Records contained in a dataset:
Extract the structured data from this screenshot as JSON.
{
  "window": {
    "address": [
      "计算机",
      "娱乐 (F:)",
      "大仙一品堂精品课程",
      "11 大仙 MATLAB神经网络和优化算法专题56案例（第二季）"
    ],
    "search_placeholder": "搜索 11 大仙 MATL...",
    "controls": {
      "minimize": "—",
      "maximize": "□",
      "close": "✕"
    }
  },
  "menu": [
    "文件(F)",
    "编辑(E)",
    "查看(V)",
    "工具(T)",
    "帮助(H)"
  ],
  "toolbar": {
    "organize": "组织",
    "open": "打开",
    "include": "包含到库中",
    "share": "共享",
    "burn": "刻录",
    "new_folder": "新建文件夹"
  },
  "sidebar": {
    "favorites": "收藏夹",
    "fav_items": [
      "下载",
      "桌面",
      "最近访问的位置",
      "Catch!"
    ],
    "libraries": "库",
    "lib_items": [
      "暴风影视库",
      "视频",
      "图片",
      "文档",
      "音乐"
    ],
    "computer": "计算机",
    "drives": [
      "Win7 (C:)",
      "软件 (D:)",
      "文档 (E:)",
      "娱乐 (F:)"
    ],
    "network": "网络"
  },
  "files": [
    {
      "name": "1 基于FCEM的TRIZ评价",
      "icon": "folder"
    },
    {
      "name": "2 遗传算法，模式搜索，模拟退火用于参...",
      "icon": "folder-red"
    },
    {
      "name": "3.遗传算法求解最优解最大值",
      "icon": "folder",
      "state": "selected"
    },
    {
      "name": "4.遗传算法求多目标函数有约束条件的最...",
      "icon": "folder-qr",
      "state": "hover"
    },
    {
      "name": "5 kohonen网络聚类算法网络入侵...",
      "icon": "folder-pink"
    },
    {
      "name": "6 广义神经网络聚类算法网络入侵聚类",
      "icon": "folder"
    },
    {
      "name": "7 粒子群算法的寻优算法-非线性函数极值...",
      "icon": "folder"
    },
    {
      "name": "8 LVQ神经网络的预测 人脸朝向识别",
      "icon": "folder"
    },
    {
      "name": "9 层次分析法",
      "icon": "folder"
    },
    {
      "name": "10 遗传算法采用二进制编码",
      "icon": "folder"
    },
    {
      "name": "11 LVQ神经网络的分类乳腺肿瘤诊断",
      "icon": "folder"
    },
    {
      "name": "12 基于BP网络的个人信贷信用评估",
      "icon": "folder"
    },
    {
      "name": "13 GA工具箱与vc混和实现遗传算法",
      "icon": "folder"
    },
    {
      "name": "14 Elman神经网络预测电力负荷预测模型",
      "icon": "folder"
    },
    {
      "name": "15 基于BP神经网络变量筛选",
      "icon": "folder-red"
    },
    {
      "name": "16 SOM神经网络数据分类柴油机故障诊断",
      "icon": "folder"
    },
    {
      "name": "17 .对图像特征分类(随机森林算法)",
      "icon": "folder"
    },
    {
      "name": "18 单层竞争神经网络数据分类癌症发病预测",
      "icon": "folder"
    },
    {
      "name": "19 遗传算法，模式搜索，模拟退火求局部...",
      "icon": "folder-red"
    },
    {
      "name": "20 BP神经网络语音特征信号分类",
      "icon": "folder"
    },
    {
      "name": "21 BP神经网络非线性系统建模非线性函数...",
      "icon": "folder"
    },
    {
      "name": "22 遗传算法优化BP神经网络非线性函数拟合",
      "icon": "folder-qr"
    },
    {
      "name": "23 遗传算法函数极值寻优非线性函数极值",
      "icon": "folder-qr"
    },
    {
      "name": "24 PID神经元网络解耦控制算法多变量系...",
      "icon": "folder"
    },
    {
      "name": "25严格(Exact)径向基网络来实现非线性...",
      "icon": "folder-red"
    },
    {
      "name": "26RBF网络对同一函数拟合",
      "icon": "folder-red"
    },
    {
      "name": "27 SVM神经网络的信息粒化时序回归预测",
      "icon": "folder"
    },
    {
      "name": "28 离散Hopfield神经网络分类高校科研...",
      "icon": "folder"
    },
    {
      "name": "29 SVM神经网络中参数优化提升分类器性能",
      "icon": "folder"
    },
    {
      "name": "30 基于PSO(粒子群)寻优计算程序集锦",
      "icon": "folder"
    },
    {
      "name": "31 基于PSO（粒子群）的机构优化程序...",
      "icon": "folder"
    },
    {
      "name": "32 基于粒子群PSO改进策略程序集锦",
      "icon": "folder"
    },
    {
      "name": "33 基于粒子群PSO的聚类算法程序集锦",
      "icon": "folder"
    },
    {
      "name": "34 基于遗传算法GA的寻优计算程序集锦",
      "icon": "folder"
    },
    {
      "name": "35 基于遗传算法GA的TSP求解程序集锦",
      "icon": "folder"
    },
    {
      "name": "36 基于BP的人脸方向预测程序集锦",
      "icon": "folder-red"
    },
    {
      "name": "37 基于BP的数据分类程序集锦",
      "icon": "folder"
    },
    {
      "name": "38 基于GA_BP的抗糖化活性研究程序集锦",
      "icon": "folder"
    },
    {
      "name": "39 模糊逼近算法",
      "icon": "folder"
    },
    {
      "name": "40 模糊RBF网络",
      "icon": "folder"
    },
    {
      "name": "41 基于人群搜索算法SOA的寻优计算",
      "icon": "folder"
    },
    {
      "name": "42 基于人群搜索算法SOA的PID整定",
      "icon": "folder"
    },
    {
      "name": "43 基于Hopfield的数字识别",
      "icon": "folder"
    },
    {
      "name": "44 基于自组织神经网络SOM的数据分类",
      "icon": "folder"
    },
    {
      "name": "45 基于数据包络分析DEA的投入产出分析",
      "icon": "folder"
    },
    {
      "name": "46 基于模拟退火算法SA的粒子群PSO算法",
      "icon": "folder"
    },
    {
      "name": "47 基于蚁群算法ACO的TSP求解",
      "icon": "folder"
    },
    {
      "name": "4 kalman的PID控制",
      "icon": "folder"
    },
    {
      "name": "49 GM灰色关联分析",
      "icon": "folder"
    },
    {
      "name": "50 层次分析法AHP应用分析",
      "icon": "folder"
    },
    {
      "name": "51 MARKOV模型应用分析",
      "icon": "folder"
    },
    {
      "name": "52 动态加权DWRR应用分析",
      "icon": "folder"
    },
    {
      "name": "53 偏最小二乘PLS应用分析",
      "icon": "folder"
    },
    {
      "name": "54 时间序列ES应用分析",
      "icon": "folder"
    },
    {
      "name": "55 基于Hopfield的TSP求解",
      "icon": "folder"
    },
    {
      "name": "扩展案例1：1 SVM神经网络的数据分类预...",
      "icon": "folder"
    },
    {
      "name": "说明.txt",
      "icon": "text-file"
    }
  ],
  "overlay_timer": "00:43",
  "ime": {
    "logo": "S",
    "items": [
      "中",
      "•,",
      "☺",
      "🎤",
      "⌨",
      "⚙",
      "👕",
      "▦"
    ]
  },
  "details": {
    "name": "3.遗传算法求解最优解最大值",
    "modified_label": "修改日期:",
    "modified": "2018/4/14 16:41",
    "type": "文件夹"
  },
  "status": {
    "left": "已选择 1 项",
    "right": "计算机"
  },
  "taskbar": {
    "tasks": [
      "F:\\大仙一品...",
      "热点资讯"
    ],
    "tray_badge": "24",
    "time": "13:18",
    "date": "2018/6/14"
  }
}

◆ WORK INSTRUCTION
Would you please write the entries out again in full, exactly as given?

◆ YOUR SOLUTION
Extract the structured data from this screenshot as JSON.
{
  "window": {
    "address": [
      "计算机",
      "娱乐 (F:)",
      "大仙一品堂精品课程",
      "11 大仙 MATLAB神经网络和优化算法专题56案例（第二季）"
    ],
    "search_placeholder": "搜索 11 大仙 MATL...",
    "controls": {
      "minimize": "—",
      "maximize": "□",
      "close": "✕"
    }
  },
  "menu": [
    "文件(F)",
    "编辑(E)",
    "查看(V)",
    "工具(T)",
    "帮助(H)"
  ],
  "toolbar": {
    "organize": "组织",
    "open": "打开",
    "include": "包含到库中",
    "share": "共享",
    "burn": "刻录",
    "new_folder": "新建文件夹"
  },
  "sidebar": {
    "favorites": "收藏夹",
    "fav_items": [
      "下载",
      "桌面",
      "最近访问的位置",
      "Catch!"
    ],
    "libraries": "库",
    "lib_items": [
      "暴风影视库",
      "视频",
      "图片",
      "文档",
      "音乐"
    ],
    "computer": "计算机",
    "drives": [
      "Win7 (C:)",
      "软件 (D:)",
      "文档 (E:)",
      "娱乐 (F:)"
    ],
    "network": "网络"
  },
  "files": [
    {
      "name": "1 基于FCEM的TRIZ评价",
      "icon": "folder"
    },
    {
      "name": "2 遗传算法，模式搜索，模拟退火用于参...",
      "icon": "folder-red"
    },
    {
      "name": "3.遗传算法求解最优解最大值",
      "icon": "folder",
      "state": "selected"
    },
    {
      "name": "4.遗传算法求多目标函数有约束条件的最...",
      "icon": "folder-qr",
      "state": "hover"
    },
    {
      "name": "5 kohonen网络聚类算法网络入侵...",
      "icon": "folder-pink"
    },
    {
      "name": "6 广义神经网络聚类算法网络入侵聚类",
      "icon": "folder"
    },
    {
      "name": "7 粒子群算法的寻优算法-非线性函数极值...",
      "icon": "folder"
    },
    {
      "name": "8 LVQ神经网络的预测 人脸朝向识别",
      "icon": "folder"
    },
    {
      "name": "9 层次分析法",
      "icon": "folder"
    },
    {
      "name": "10 遗传算法采用二进制编码",
      "icon": "folder"
    },
    {
      "name": "11 LVQ神经网络的分类乳腺肿瘤诊断",
      "icon": "folder"
    },
    {
      "name": "12 基于BP网络的个人信贷信用评估",
      "icon": "folder"
    },
    {
      "name": "13 GA工具箱与vc混和实现遗传算法",
      "icon": "folder"
    },
    {
      "name": "14 Elman神经网络预测电力负荷预测模型",
      "icon": "folder"
    },
    {
      "name": "15 基于BP神经网络变量筛选",
      "icon": "folder-red"
    },
    {
      "name": "16 SOM神经网络数据分类柴油机故障诊断",
      "icon": "folder"
    },
    {
      "name": "17 .对图像特征分类(随机森林算法)",
      "icon": "folder"
    },
    {
      "name": "18 单层竞争神经网络数据分类癌症发病预测",
      "icon": "folder"
    },
    {
      "name": "19 遗传算法，模式搜索，模拟退火求局部...",
      "icon": "folder-red"
    },
    {
      "name": "20 BP神经网络语音特征信号分类",
      "icon": "folder"
    },
    {
      "name": "21 BP神经网络非线性系统建模非线性函数...",
      "icon": "folder"
    },
    {
      "name": "22 遗传算法优化BP神经网络非线性函数拟合",
      "icon": "folder-qr"
    },
    {
      "name": "23 遗传算法函数极值寻优非线性函数极值",
      "icon": "folder-qr"
    },
    {
      "name": "24 PID神经元网络解耦控制算法多变量系...",
      "icon": "folder"
    },
    {
      "name": "25严格(Exact)径向基网络来实现非线性...",
      "icon": "folder-red"
    },
    {
      "name": "26RBF网络对同一函数拟合",
      "icon": "folder-red"
    },
    {
      "name": "27 SVM神经网络的信息粒化时序回归预测",
      "icon": "folder"
    },
    {
      "name": "28 离散Hopfield神经网络分类高校科研...",
      "icon": "folder"
    },
    {
      "name": "29 SVM神经网络中参数优化提升分类器性能",
      "icon": "folder"
    },
    {
      "name": "30 基于PSO(粒子群)寻优计算程序集锦",
      "icon": "folder"
    },
    {
      "name": "31 基于PSO（粒子群）的机构优化程序...",
      "icon": "folder"
    },
    {
      "name": "32 基于粒子群PSO改进策略程序集锦",
      "icon": "folder"
    },
    {
      "name": "33 基于粒子群PSO的聚类算法程序集锦",
      "icon": "folder"
    },
    {
      "name": "34 基于遗传算法GA的寻优计算程序集锦",
      "icon": "folder"
    },
    {
      "name": "35 基于遗传算法GA的TSP求解程序集锦",
      "icon": "folder"
    },
    {
      "name": "36 基于BP的人脸方向预测程序集锦",
      "icon": "folder-red"
    },
    {
      "name": "37 基于BP的数据分类程序集锦",
      "icon": "folder"
    },
    {
      "name": "38 基于GA_BP的抗糖化活性研究程序集锦",
      "icon": "folder"
    },
    {
      "name": "39 模糊逼近算法",
      "icon": "folder"
    },
    {
      "name": "40 模糊RBF网络",
      "icon": "folder"
    },
    {
      "name": "41 基于人群搜索算法SOA的寻优计算",
      "icon": "folder"
    },
    {
      "name": "42 基于人群搜索算法SOA的PID整定",
      "icon": "folder"
    },
    {
      "name": "43 基于Hopfield的数字识别",
      "icon": "folder"
    },
    {
      "name": "44 基于自组织神经网络SOM的数据分类",
      "icon": "folder"
    },
    {
      "name": "45 基于数据包络分析DEA的投入产出分析",
      "icon": "folder"
    },
    {
      "name": "46 基于模拟退火算法SA的粒子群PSO算法",
      "icon": "folder"
    },
    {
      "name": "47 基于蚁群算法ACO的TSP求解",
      "icon": "folder"
    },
    {
      "name": "4 kalman的PID控制",
      "icon": "folder"
    },
    {
      "name": "49 GM灰色关联分析",
      "icon": "folder"
    },
    {
      "name": "50 层次分析法AHP应用分析",
      "icon": "folder"
    },
    {
      "name": "51 MARKOV模型应用分析",
      "icon": "folder"
    },
    {
      "name": "52 动态加权DWRR应用分析",
      "icon": "folder"
    },
    {
      "name": "53 偏最小二乘PLS应用分析",
      "icon": "folder"
    },
    {
      "name": "54 时间序列ES应用分析",
      "icon": "folder"
    },
    {
      "name": "55 基于Hopfield的TSP求解",
      "icon": "folder"
    },
    {
      "name": "扩展案例1：1 SVM神经网络的数据分类预...",
      "icon": "folder"
    },
    {
      "name": "说明.txt",
      "icon": "text-file"
    }
  ],
  "overlay_timer": "00:43",
  "ime": {
    "logo": "S",
    "items": [
      "中",
      "•,",
      "☺",
      "🎤",
      "⌨",
      "⚙",
      "👕",
      "▦"
    ]
  },
  "details": {
    "name": "3.遗传算法求解最优解最大值",
    "modified_label": "修改日期:",
    "modified": "2018/4/14 16:41",
    "type": "文件夹"
  },
  "status": {
    "left": "已选择 1 项",
    "right": "计算机"
  },
  "taskbar": {
    "tasks": [
      "F:\\大仙一品...",
      "热点资讯"
    ],
    "tray_badge": "24",
    "time": "13:18",
    "date": "2018/6/14"
  }
}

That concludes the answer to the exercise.